(Excerpts from an interface dataset)
......

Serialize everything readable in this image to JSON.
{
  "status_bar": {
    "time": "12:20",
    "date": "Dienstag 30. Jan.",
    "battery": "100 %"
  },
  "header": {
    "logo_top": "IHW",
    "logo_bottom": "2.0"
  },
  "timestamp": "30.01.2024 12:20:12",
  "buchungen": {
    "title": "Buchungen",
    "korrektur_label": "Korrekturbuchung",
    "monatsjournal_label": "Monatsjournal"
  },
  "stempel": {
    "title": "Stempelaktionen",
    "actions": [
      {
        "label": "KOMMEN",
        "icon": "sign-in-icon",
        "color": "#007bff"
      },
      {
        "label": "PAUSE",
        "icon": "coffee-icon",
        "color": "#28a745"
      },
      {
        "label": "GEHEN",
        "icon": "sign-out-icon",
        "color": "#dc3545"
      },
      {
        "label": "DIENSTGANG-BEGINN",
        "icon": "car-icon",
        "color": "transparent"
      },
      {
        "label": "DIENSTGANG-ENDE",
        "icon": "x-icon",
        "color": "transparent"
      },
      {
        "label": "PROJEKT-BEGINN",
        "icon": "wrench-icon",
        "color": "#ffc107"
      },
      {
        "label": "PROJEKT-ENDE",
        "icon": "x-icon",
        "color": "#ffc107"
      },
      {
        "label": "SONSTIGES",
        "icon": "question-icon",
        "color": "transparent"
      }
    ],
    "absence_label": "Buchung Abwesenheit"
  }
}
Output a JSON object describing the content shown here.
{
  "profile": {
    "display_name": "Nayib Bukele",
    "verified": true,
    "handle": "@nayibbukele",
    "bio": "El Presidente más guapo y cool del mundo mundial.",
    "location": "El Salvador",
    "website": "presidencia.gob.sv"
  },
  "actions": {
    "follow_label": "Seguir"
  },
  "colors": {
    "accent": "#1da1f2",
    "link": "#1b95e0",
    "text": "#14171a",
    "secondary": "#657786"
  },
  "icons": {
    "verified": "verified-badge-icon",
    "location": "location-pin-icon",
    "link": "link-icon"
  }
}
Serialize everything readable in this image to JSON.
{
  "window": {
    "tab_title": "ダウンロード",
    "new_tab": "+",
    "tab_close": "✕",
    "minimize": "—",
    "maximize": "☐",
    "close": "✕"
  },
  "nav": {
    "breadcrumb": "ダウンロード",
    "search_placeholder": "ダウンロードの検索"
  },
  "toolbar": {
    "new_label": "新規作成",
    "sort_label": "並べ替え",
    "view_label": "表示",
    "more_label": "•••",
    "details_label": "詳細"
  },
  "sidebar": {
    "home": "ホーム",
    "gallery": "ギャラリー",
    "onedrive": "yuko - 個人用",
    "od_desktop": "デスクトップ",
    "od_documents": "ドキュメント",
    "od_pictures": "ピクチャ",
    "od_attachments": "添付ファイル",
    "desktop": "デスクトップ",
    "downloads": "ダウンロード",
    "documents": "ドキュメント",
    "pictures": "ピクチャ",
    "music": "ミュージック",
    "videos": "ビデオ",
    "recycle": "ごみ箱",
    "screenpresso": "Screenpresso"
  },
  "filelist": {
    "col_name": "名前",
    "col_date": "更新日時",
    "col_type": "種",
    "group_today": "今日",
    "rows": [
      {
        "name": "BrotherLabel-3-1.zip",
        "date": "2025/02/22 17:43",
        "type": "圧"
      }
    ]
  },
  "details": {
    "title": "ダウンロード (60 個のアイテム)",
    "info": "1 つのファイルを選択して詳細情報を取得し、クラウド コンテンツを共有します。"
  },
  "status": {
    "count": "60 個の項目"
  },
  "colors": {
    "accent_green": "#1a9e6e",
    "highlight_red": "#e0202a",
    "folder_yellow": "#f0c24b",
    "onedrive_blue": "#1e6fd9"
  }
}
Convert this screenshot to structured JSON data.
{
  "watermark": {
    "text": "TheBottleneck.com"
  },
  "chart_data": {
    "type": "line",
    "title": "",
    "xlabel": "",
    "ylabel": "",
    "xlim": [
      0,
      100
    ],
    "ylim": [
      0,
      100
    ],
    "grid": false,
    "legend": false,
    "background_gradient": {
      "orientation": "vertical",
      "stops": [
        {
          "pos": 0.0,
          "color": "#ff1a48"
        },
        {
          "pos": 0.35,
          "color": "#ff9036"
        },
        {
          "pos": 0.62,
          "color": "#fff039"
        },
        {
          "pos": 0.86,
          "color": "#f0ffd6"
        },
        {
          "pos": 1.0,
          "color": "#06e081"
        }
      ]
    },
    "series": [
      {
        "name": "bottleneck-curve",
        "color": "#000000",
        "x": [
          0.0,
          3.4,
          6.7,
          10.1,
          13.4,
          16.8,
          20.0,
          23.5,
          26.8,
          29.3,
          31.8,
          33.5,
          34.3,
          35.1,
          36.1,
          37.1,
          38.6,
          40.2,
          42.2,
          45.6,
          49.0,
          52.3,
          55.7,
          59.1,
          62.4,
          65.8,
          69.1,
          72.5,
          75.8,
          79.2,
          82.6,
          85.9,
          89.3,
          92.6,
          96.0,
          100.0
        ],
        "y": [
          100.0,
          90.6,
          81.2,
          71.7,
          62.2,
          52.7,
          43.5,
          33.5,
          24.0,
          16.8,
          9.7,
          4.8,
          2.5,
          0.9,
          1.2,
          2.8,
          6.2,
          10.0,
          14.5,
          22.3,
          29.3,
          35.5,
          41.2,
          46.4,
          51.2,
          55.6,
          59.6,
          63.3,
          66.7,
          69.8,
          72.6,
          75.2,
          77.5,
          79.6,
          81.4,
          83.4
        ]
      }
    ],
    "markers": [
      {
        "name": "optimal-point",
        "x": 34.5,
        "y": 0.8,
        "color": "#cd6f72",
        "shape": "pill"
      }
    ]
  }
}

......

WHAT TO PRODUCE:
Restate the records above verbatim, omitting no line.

RESPONSE:
Serialize everything readable in this image to JSON.
{
  "status_bar": {
    "time": "12:20",
    "date": "Dienstag 30. Jan.",
    "battery": "100 %"
  },
  "header": {
    "logo_top": "IHW",
    "logo_bottom": "2.0"
  },
  "timestamp": "30.01.2024 12:20:12",
  "buchungen": {
    "title": "Buchungen",
    "korrektur_label": "Korrekturbuchung",
    "monatsjournal_label": "Monatsjournal"
  },
  "stempel": {
    "title": "Stempelaktionen",
    "actions": [
      {
        "label": "KOMMEN",
        "icon": "sign-in-icon",
        "color": "#007bff"
      },
      {
        "label": "PAUSE",
        "icon": "coffee-icon",
        "color": "#28a745"
      },
      {
        "label": "GEHEN",
        "icon": "sign-out-icon",
        "color": "#dc3545"
      },
      {
        "label": "DIENSTGANG-BEGINN",
        "icon": "car-icon",
        "color": "transparent"
      },
      {
        "label": "DIENSTGANG-ENDE",
        "icon": "x-icon",
        "color": "transparent"
      },
      {
        "label": "PROJEKT-BEGINN",
        "icon": "wrench-icon",
        "color": "#ffc107"
      },
      {
        "label": "PROJEKT-ENDE",
        "icon": "x-icon",
        "color": "#ffc107"
      },
      {
        "label": "SONSTIGES",
        "icon": "question-icon",
        "color": "transparent"
      }
    ],
    "absence_label": "Buchung Abwesenheit"
  }
}
Output a JSON object describing the content shown here.
{
  "profile": {
    "display_name": "Nayib Bukele",
    "verified": true,
    "handle": "@nayibbukele",
    "bio": "El Presidente más guapo y cool del mundo mundial.",
    "location": "El Salvador",
    "website": "presidencia.gob.sv"
  },
  "actions": {
    "follow_label": "Seguir"
  },
  "colors": {
    "accent": "#1da1f2",
    "link": "#1b95e0",
    "text": "#14171a",
    "secondary": "#657786"
  },
  "icons": {
    "verified": "verified-badge-icon",
    "location": "location-pin-icon",
    "link": "link-icon"
  }
}
Serialize everything readable in this image to JSON.
{
  "window": {
    "tab_title": "ダウンロード",
    "new_tab": "+",
    "tab_close": "✕",
    "minimize": "—",
    "maximize": "☐",
    "close": "✕"
  },
  "nav": {
    "breadcrumb": "ダウンロード",
    "search_placeholder": "ダウンロードの検索"
  },
  "toolbar": {
    "new_label": "新規作成",
    "sort_label": "並べ替え",
    "view_label": "表示",
    "more_label": "•••",
    "details_label": "詳細"
  },
  "sidebar": {
    "home": "ホーム",
    "gallery": "ギャラリー",
    "onedrive": "yuko - 個人用",
    "od_desktop": "デスクトップ",
    "od_documents": "ドキュメント",
    "od_pictures": "ピクチャ",
    "od_attachments": "添付ファイル",
    "desktop": "デスクトップ",
    "downloads": "ダウンロード",
    "documents": "ドキュメント",
    "pictures": "ピクチャ",
    "music": "ミュージック",
    "videos": "ビデオ",
    "recycle": "ごみ箱",
    "screenpresso": "Screenpresso"
  },
  "filelist": {
    "col_name": "名前",
    "col_date": "更新日時",
    "col_type": "種",
    "group_today": "今日",
    "rows": [
      {
        "name": "BrotherLabel-3-1.zip",
        "date": "2025/02/22 17:43",
        "type": "圧"
      }
    ]
  },
  "details": {
    "title": "ダウンロード (60 個のアイテム)",
    "info": "1 つのファイルを選択して詳細情報を取得し、クラウド コンテンツを共有します。"
  },
  "status": {
    "count": "60 個の項目"
  },
  "colors": {
    "accent_green": "#1a9e6e",
    "highlight_red": "#e0202a",
    "folder_yellow": "#f0c24b",
    "onedrive_blue": "#1e6fd9"
  }
}
Convert this screenshot to structured JSON data.
{
  "watermark": {
    "text": "TheBottleneck.com"
  },
  "chart_data": {
    "type": "line",
    "title": "",
    "xlabel": "",
    "ylabel": "",
    "xlim": [
      0,
      100
    ],
    "ylim": [
      0,
      100
    ],
    "grid": false,
    "legend": false,
    "background_gradient": {
      "orientation": "vertical",
      "stops": [
        {
          "pos": 0.0,
          "color": "#ff1a48"
        },
        {
          "pos": 0.35,
          "color": "#ff9036"
        },
        {
          "pos": 0.62,
          "color": "#fff039"
        },
        {
          "pos": 0.86,
          "color": "#f0ffd6"
        },
        {
          "pos": 1.0,
          "color": "#06e081"
        }
      ]
    },
    "series": [
      {
        "name": "bottleneck-curve",
        "color": "#000000",
        "x": [
          0.0,
          3.4,
          6.7,
          10.1,
          13.4,
          16.8,
          20.0,
          23.5,
          26.8,
          29.3,
          31.8,
          33.5,
          34.3,
          35.1,
          36.1,
          37.1,
          38.6,
          40.2,
          42.2,
          45.6,
          49.0,
          52.3,
          55.7,
          59.1,
          62.4,
          65.8,
          69.1,
          72.5,
          75.8,
          79.2,
          82.6,
          85.9,
          89.3,
          92.6,
          96.0,
          100.0
        ],
        "y": [
          100.0,
          90.6,
          81.2,
          71.7,
          62.2,
          52.7,
          43.5,
          33.5,
          24.0,
          16.8,
          9.7,
          4.8,
          2.5,
          0.9,
          1.2,
          2.8,
          6.2,
          10.0,
          14.5,
          22.3,
          29.3,
          35.5,
          41.2,
          46.4,
          51.2,
          55.6,
          59.6,
          63.3,
          66.7,
          69.8,
          72.6,
          75.2,
          77.5,
          79.6,
          81.4,
          83.4
        ]
      }
    ],
    "markers": [
      {
        "name": "optimal-point",
        "x": 34.5,
        "y": 0.8,
        "color": "#cd6f72",
        "shape": "pill"
      }
    ]
  }
}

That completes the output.